■ **Assignment**:
Tell how many lines in the data contain the word "title", and leave out everything else.

■ **Extracted material**:
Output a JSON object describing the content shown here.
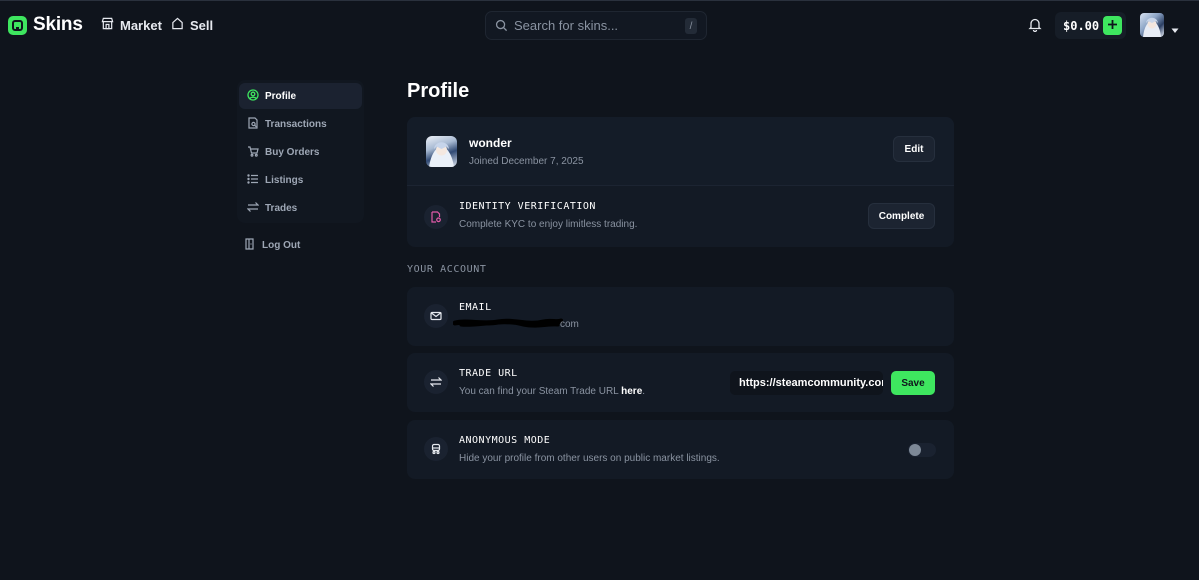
{
  "topbar": {
    "brand": "Skins",
    "nav": [
      {
        "label": "Market",
        "icon": "storefront-icon"
      },
      {
        "label": "Sell",
        "icon": "tag-icon"
      }
    ],
    "search": {
      "placeholder": "Search for skins...",
      "shortcut": "/"
    },
    "balance": "$0.00",
    "colors": {
      "accent": "#3ee65f",
      "background": "#0f141c"
    }
  },
  "sidebar": {
    "items": [
      {
        "label": "Profile",
        "icon": "user-circle-icon",
        "active": true
      },
      {
        "label": "Transactions",
        "icon": "receipt-search-icon",
        "active": false
      },
      {
        "label": "Buy Orders",
        "icon": "cart-icon",
        "active": false
      },
      {
        "label": "Listings",
        "icon": "list-icon",
        "active": false
      },
      {
        "label": "Trades",
        "icon": "arrows-exchange-icon",
        "active": false
      }
    ],
    "logout": {
      "label": "Log Out",
      "icon": "logout-icon"
    }
  },
  "main": {
    "title": "Profile",
    "profile": {
      "username": "wonder",
      "joined": "Joined December 7, 2025",
      "edit_label": "Edit"
    },
    "kyc": {
      "title": "IDENTITY VERIFICATION",
      "description": "Complete KYC to enjoy limitless trading.",
      "button": "Complete"
    },
    "section_label": "YOUR ACCOUNT",
    "email": {
      "title": "EMAIL",
      "value_suffix": "com"
    },
    "trade_url": {
      "title": "TRADE URL",
      "description_prefix": "You can find your Steam Trade URL ",
      "link_text": "here",
      "description_suffix": ".",
      "value": "https://steamcommunity.com",
      "save_label": "Save"
    },
    "anonymous": {
      "title": "ANONYMOUS MODE",
      "description": "Hide your profile from other users on public market listings.",
      "enabled": false
    }
  }
}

■ **Answer to this problem**:
5